•  Tim Simcoe (Boston University)
•  Joe Farrell (Berkeley)

17:00 Short Wrap Up and Logistics for Dinner: Carl Cargill
18:00 Dinner and Tour of Computer History Museum: Adobe Sponsored

Keynote Speaker:
Carl Cargill – “Doing Business using Standardization:  A Veritable Smörgåsbord”

8 October 2015
09:00 Session 9: Panel on the Future of Standardization

The coda to this conference looks forward.  Based up the panelists’ views, the history of standardization, and rapidly expanding technologies, we will discuss how standardization may evolve.
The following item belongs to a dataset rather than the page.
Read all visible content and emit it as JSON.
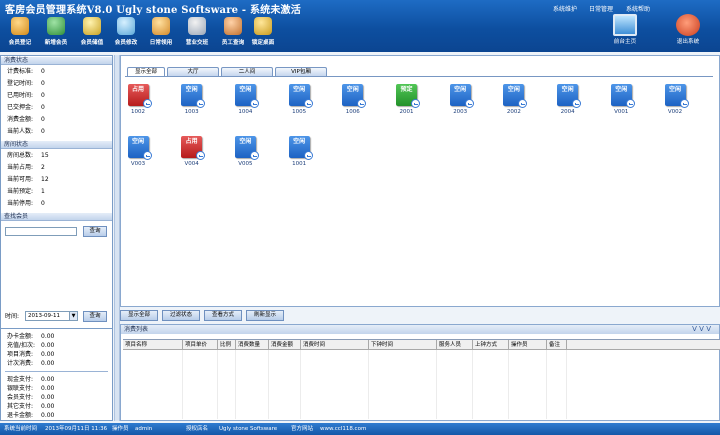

As the technology that standards control becomes more fundamental to people’s lives how will the narrow technically focused SDOs of today evolve?  Perhaps one direction is the Internet Corporation for Assigned Names and Numbers (ICANN) which has become very broad geographically and a very political SDO with an operational rather than a technical focus.

Ken Krechmer

•  Gordon Gillerman (NIST)
•  Stuart Graham (USPTO, Georgia Tech)
•  Linda Garcia (former OTA)
•  Michael Spring (University of Pittsburgh)
•  Francesco Zaccà (European Patent Office)

10:30 Break
11:00 Session 10: Standards, Patents (and the IEEE)

•  Ex Post Shapley Pricing as the Solution Concept for Reasonable and Non-Discriminatory Royalties
Norman Siebrasse, Thomas Cotter

•  Standard Value Holdup
Norman Siebrasse, Thomas Cotter

•  Perilous Deviations from FRAND Harmony — Operational Pitfalls of the 2015 IEEE Patent Policy
Ron Katznelson

•  In Praise of Experimentation (and the IEEE): a Reply to Katznelson
Gil Ohana

13:00 Lunch: Qualcomm Sponsored, Wrap Up and Recognitions, Ken Krechmer, General Chair

Wrap up and Recognitions
Ken Krechmer, General Chair